Saul ben Kish, first king of Israel, is an obvious example of this. He had the Holy Spirit. He prophesied. 1Sa 19.23 Yep, prophesied. It’s in the bible, and still confounds Christians to this day: What, God did that through him? (It confounded Saul’s contemporaries too. 1Sa 10.11 Dude wasn’t known for his piety.) The mad king who tried to put a spear through David ben Jesse on multiple occasions? Yep, him. He followed the LORD once. And quit.

Some Christians figure back in Saul’s day you could quit God, ’cause the LORD had a different plan of salvation back then. (No he didn’t, but let’s not get into that now.) Others figure, same as they still figure, Saul was never really saved. God interacted with him and did stuff through him, but it was all a ruse; God never really intended to save Saul, and always really meant to destroy him in favor of his best buddy David. Because God’s manipulative and psycho like that.

And if God was that way with Saul, what’s to stop him from still being that way with us? What’s to stop him from seriously tricking us into believing we’re Christian, but we’re not really? All so he could get others saved, to get his chosen favorites into his kingdom… but the rest of us are just pawns and hellfodder, and at the End we’ll scream out at him, “But Lord!” and he’ll respond, “Oh, I never knew you.

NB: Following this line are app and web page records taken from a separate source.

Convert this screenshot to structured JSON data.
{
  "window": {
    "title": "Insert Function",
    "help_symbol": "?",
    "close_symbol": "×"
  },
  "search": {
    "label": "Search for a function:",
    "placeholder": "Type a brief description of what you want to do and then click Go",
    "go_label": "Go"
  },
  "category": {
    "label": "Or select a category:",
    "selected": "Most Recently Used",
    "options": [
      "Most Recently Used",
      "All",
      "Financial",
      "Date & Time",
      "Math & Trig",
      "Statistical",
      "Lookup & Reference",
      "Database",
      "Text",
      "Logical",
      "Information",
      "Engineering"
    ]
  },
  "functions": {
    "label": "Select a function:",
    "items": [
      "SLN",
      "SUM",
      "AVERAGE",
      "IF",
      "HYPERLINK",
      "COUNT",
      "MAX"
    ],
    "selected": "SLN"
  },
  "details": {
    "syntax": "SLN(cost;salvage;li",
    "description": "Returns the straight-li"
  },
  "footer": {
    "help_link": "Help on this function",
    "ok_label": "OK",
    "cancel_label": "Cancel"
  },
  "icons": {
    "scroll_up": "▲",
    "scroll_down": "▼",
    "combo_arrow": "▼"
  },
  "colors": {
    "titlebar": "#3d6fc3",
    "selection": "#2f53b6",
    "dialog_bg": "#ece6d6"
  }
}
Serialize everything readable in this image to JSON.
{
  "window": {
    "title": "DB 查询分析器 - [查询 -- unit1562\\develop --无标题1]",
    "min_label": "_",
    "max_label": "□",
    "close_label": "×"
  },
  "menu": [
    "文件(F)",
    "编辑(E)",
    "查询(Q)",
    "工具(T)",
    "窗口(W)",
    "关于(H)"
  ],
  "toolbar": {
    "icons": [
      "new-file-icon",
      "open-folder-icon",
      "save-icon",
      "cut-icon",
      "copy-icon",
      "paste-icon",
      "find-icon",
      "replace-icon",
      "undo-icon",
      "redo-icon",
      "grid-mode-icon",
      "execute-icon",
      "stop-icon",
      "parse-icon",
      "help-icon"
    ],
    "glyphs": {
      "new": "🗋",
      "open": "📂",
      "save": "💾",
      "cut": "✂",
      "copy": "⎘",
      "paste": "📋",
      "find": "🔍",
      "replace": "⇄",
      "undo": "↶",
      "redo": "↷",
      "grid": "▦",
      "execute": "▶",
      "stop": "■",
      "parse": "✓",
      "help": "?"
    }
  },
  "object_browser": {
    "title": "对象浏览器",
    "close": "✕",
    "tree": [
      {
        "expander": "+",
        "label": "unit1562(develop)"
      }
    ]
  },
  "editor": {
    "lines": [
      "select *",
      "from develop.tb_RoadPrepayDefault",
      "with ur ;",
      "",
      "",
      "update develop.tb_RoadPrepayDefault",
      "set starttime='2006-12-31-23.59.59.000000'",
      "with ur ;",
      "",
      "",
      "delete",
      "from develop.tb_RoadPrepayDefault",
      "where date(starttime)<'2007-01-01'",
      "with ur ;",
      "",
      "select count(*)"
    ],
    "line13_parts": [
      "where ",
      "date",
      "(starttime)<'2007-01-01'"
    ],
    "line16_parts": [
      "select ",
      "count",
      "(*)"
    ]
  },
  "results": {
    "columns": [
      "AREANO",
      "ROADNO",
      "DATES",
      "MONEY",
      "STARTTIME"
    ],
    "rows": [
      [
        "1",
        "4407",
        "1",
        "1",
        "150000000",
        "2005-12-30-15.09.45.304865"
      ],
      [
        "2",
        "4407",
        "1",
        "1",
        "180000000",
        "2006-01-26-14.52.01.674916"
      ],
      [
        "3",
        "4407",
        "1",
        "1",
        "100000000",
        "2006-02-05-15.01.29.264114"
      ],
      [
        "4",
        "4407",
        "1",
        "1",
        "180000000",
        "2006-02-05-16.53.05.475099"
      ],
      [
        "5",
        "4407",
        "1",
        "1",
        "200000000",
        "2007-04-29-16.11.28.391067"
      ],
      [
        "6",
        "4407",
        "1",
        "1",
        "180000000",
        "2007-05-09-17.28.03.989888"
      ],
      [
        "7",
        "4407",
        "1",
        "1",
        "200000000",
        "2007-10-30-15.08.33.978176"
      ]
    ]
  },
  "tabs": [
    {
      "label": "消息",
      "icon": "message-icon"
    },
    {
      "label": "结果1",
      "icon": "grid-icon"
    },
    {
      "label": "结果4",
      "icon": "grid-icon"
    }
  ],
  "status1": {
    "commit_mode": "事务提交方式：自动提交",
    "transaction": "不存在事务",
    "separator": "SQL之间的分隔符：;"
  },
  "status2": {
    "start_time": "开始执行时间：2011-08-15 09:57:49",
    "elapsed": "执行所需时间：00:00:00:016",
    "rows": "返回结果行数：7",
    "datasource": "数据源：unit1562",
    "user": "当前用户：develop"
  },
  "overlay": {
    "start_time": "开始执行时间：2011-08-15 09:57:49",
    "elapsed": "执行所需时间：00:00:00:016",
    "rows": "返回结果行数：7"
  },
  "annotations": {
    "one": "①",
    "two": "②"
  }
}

Mt 7.23 Even though I totally pretended to.”

Yeah, there’s a demented spin on that verse. But that’s what it means if there’s such no such thing as a true ex-Christian: Right this minute, right in our own churches, we’ve got people who only think they’re in the kingdom. Not just because they’re fooling themselves: For his own personal reasons, God’s permitted them to have every assurance they’re legitimately his children. And they’re not. And you could be one of them.

So if you’re figuring “once saved, always saved” is a rock-solid confirmation that you’re definitely going to heaven… well, maybe you’d better talk to those Christians who totally believe this too, yet are in constant agony that maybe they aren’t saved. Because if God let these ex-Christians think they were saved and they never were, what assurances do they have? Or, really, you?